A formal mentoring relationship provides support for the resident during an intense period of their training and it also provides a legacy moment for the mentor. Mentors take stock of how far they personally have traveled and can use the opportunity to pay it forward. To influence and shape how the next generation of physicians approach academia, teaching, and their attitudes toward medicine as a career is extremely rewarding.
Personally, I think that trying to be successful at a career in medicine and life (whatever that means to you) is almost impossible if you try to do it alone. I know two sisters, already board-certified in their specialties, who seem to take great delight in mentoring their little sister through her residency and fellowship applications – but not everyone has that network. A mentoring relationship where the power is shared with real respect and value for each other (as people and professionals ) is a tremendous asset in navigating the complex waters of residency and beyond.

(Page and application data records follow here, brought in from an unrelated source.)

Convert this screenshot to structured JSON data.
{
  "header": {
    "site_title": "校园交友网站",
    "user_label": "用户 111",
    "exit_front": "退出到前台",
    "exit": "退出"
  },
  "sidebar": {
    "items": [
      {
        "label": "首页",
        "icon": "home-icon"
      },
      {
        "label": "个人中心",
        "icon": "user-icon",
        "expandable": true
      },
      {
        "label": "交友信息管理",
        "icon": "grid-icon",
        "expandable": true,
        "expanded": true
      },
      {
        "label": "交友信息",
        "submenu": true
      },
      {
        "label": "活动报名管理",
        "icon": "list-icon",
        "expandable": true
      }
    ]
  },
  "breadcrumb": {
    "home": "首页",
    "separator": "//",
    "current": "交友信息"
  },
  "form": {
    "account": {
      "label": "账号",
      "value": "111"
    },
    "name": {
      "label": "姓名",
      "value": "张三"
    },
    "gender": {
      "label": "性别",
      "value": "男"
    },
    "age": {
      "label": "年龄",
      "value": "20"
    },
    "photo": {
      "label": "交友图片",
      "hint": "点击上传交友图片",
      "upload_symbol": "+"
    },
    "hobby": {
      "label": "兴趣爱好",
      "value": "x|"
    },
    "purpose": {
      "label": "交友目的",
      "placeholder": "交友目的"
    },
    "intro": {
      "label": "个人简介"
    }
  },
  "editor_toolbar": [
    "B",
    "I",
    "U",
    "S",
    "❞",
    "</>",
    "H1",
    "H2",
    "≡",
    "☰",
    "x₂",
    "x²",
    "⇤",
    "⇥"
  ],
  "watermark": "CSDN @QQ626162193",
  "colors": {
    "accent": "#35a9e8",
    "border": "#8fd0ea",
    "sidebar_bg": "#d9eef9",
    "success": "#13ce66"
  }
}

Mentoring is a win-win for both the mentor and the mentee
Each step in the relationship is a mutual learning experience, where triumphs and challenges can be celebrated, affirmed, and dissected into manageable elements. Mentoring that is mentee-focused, involves a commitment to be available and supportive and to build up rather than tear down.
What is the end goal?
There are two categories for the mentor to consider as goals. Their personal goal in the mentoring relationship and the mentee-owned goals.
“Being critically self‐aware is an acquired skill that comes with experience and great intellect.”Moran & Dallat (1995)
As the potential mentor reflects on their why, or the meta-purpose of investing time in a resident’s progress, it is vital for them to consider their own motivation, how much of this is about them, and how much is about the resident they will mentor. To me, mentoring is an exercise in getting a fledgling to fly. We all know that the mentor can “fly”, so mentoring isn’t really about that, is it? By guiding someone to “fly” I really mean guiding them toward self-authorship of their own life. You can’t really do that if you hold all the power and build a kind of dependency relationship.
Each mentee comes into the session with a pretty good idea of their strengths and gaps. With the help of a mentor, he/she can develop SMART based goals to work toward. The mentor acts as a sounding board, clarifier, pragmatist, and accountability partner. Ultimately, this relationship should be a place where the resident can safely develop their identity as a competent physician.
Guiding the mentee
Baxter Magdola4 defines self-authorship as “the internal capacity to define one’s beliefs, identity and social relations” (p.269).
Of course, some folks never make it to this level of actualization. I think it’s critical for a physician to get there however because there is so much pressure on residents to serve, to cure, to lead, to know…
In my mind, the primary end-goal of a mentoring relationship is to guide the mentee toward learning to trust their own internal compass or voice. Learning to control their approach and response to events will allow the resident space to build a personal philosophy. The ability to live authentically as themselves rather than feeling external pressure to project an external “face” is a fantastic goal.
“There comes that mysterious meeting in life when someone acknowledges who we are and what we can be, igniting the circuits of our highest potential.”Rusty Berkus
Check back here next week as we share the responsibilities of mentoring and getting started! To learn more about NGMC GME programs, visit ngmcgme.org